--- Brief ---
Show every line below where "JSON" appears.

[[ Given records open ]]

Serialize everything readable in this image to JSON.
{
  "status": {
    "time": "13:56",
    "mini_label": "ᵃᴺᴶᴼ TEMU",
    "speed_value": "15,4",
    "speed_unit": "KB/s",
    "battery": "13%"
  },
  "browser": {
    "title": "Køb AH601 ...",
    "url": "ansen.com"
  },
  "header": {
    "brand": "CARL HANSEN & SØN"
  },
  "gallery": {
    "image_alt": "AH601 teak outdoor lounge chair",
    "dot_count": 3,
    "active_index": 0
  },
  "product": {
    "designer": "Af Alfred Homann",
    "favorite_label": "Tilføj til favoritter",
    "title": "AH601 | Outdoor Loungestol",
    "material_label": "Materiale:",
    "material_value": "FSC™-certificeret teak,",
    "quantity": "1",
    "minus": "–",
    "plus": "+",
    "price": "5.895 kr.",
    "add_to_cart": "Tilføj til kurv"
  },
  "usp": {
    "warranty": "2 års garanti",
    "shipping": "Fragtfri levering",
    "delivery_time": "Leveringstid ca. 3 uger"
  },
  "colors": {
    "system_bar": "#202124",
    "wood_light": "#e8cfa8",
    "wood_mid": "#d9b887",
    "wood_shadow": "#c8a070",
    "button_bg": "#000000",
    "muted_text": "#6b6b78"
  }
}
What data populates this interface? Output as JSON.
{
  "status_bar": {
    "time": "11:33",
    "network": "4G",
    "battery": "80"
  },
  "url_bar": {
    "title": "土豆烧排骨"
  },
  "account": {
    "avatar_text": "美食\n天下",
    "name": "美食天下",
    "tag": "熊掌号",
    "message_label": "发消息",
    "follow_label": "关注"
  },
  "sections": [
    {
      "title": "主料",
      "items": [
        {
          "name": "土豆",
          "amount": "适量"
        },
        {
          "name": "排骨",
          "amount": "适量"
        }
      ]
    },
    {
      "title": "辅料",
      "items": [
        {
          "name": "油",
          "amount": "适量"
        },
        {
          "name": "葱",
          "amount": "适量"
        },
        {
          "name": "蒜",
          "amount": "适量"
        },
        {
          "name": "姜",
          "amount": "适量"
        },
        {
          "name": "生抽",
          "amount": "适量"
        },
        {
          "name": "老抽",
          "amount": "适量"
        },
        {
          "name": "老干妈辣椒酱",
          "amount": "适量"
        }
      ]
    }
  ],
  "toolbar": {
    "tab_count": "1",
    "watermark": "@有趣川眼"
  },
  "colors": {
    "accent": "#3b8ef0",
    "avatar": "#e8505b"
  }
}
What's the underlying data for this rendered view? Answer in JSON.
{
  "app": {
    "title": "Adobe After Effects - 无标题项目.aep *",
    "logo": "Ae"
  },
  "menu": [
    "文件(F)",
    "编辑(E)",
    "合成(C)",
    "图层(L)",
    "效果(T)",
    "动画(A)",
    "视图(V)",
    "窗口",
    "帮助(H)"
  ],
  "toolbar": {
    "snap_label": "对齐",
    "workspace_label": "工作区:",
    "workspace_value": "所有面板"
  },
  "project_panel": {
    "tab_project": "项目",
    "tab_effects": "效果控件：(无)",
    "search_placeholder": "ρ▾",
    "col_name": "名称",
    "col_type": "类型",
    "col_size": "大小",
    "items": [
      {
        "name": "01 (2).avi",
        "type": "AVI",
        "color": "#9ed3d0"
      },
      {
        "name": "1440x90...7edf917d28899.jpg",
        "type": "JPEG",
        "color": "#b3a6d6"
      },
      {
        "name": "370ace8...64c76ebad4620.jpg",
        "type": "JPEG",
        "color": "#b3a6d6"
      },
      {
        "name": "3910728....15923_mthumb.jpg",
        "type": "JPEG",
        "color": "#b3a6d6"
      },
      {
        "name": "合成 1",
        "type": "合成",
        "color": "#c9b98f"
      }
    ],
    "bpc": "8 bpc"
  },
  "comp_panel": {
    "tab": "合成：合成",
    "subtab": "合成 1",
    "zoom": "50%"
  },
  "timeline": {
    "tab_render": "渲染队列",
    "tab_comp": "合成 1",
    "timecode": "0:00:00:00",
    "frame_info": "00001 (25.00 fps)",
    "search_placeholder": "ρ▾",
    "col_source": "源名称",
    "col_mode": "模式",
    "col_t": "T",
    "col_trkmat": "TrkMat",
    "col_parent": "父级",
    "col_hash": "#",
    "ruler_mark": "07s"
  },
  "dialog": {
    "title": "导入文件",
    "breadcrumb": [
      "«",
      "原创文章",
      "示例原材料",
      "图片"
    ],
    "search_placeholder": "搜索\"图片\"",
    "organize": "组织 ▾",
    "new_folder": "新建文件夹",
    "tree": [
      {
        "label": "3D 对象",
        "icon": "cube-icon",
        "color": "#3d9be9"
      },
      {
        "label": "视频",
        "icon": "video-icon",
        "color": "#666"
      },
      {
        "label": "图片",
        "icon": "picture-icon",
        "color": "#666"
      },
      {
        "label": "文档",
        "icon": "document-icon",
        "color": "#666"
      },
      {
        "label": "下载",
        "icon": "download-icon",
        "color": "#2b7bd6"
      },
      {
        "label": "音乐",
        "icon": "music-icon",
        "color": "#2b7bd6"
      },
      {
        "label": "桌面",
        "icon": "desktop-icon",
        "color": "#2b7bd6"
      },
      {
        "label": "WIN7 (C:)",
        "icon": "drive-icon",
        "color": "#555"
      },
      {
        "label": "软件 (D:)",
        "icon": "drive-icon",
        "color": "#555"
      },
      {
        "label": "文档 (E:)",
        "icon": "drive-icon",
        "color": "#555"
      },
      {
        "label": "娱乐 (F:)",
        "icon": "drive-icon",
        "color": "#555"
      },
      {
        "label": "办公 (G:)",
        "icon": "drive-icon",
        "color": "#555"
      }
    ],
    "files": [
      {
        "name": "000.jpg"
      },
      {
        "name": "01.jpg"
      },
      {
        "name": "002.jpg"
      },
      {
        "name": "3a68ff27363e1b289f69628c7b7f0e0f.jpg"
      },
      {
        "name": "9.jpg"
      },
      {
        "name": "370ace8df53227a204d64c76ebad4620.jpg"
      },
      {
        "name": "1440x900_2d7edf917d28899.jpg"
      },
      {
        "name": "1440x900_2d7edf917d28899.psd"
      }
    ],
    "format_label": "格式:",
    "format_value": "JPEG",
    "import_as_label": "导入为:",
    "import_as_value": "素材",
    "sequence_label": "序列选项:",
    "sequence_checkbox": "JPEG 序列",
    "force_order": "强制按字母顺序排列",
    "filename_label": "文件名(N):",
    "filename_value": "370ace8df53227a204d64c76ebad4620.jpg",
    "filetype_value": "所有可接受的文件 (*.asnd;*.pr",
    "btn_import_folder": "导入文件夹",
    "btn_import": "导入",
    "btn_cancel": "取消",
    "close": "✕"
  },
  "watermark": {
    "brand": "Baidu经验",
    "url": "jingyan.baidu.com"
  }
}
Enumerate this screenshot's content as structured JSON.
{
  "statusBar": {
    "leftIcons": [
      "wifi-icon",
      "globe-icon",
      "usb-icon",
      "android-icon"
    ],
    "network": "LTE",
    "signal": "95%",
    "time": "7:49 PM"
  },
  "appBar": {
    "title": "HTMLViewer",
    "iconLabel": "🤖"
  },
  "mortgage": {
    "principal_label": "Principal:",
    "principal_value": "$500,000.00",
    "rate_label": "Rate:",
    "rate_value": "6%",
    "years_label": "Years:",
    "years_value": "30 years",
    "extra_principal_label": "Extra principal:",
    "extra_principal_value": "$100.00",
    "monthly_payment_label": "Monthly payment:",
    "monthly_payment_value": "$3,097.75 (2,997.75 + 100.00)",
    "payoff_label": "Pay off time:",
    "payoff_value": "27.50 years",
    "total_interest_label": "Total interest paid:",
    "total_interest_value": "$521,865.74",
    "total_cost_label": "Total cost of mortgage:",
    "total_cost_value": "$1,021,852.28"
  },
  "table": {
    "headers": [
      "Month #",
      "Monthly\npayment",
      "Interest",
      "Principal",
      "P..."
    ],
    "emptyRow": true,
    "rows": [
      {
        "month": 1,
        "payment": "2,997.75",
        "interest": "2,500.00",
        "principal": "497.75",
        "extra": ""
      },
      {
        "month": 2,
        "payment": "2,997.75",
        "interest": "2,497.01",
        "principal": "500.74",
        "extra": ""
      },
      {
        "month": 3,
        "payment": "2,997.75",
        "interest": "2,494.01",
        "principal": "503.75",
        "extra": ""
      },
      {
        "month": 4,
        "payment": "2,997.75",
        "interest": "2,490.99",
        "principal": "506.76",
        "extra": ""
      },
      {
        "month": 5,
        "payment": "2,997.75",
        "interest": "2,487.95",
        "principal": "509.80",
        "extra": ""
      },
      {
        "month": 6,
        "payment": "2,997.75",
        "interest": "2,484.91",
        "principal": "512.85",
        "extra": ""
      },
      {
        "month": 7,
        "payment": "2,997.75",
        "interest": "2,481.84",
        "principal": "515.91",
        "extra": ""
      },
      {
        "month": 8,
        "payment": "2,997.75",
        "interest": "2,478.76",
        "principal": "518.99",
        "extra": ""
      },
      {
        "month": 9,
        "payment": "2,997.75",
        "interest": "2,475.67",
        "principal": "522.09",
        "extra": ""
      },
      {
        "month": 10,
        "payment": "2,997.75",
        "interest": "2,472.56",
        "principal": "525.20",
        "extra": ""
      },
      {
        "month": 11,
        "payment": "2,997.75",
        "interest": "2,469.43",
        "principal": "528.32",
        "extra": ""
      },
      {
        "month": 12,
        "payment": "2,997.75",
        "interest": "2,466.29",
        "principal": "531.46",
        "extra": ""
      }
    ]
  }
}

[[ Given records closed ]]

--- Exercise result ---
Serialize everything readable in this image to JSON.
What data populates this interface? Output as JSON.
What's the underlying data for this rendered view? Answer in JSON.
Enumerate this screenshot's content as structured JSON.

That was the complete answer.